(Beginning of Records to use)

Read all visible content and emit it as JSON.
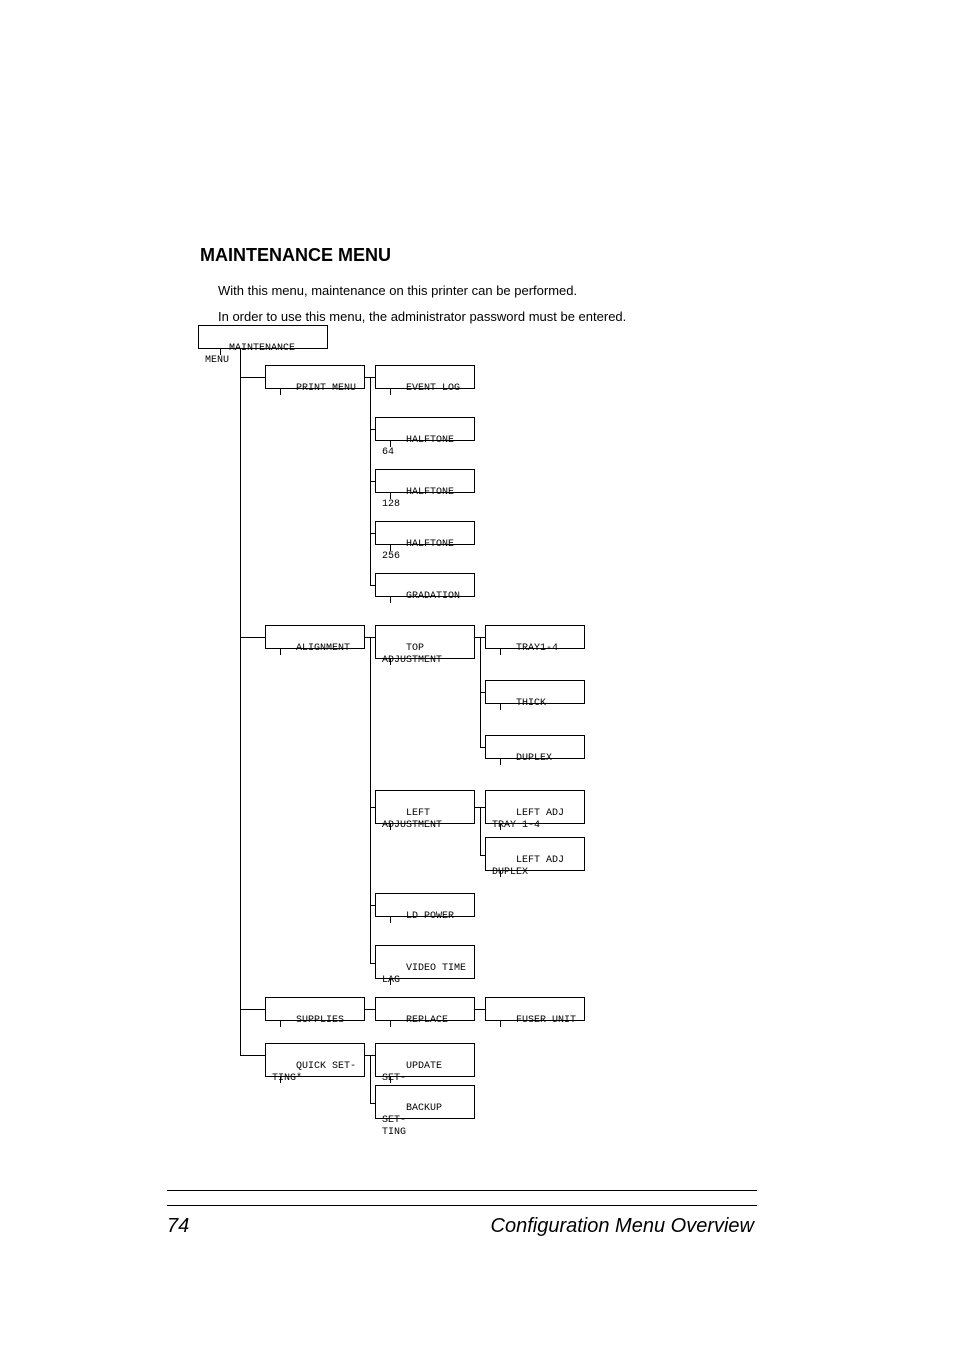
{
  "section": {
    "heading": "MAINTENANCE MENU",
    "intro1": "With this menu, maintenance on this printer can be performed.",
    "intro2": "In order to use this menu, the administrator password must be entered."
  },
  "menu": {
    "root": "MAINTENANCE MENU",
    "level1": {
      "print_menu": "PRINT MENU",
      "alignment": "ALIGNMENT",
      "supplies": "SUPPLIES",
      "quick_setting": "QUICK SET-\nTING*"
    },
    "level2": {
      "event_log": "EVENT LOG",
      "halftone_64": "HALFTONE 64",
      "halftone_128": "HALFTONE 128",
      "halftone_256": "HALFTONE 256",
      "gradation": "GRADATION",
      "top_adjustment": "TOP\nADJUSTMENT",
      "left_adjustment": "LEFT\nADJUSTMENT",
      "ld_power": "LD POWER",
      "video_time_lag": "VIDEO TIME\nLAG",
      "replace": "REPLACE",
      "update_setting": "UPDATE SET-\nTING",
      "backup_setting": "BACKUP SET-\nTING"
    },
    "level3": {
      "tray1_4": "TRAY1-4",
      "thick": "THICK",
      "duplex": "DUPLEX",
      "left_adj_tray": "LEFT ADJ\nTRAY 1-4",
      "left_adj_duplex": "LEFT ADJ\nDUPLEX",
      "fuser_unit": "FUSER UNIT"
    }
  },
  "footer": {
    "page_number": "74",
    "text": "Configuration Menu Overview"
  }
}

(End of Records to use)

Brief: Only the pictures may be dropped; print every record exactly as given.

Written response:
Read all visible content and emit it as JSON.
{
  "section": {
    "heading": "MAINTENANCE MENU",
    "intro1": "With this menu, maintenance on this printer can be performed.",
    "intro2": "In order to use this menu, the administrator password must be entered."
  },
  "menu": {
    "root": "MAINTENANCE MENU",
    "level1": {
      "print_menu": "PRINT MENU",
      "alignment": "ALIGNMENT",
      "supplies": "SUPPLIES",
      "quick_setting": "QUICK SET-\nTING*"
    },
    "level2": {
      "event_log": "EVENT LOG",
      "halftone_64": "HALFTONE 64",
      "halftone_128": "HALFTONE 128",
      "halftone_256": "HALFTONE 256",
      "gradation": "GRADATION",
      "top_adjustment": "TOP\nADJUSTMENT",
      "left_adjustment": "LEFT\nADJUSTMENT",
      "ld_power": "LD POWER",
      "video_time_lag": "VIDEO TIME\nLAG",
      "replace": "REPLACE",
      "update_setting": "UPDATE SET-\nTING",
      "backup_setting": "BACKUP SET-\nTING"
    },
    "level3": {
      "tray1_4": "TRAY1-4",
      "thick": "THICK",
      "duplex": "DUPLEX",
      "left_adj_tray": "LEFT ADJ\nTRAY 1-4",
      "left_adj_duplex": "LEFT ADJ\nDUPLEX",
      "fuser_unit": "FUSER UNIT"
    }
  },
  "footer": {
    "page_number": "74",
    "text": "Configuration Menu Overview"
  }
}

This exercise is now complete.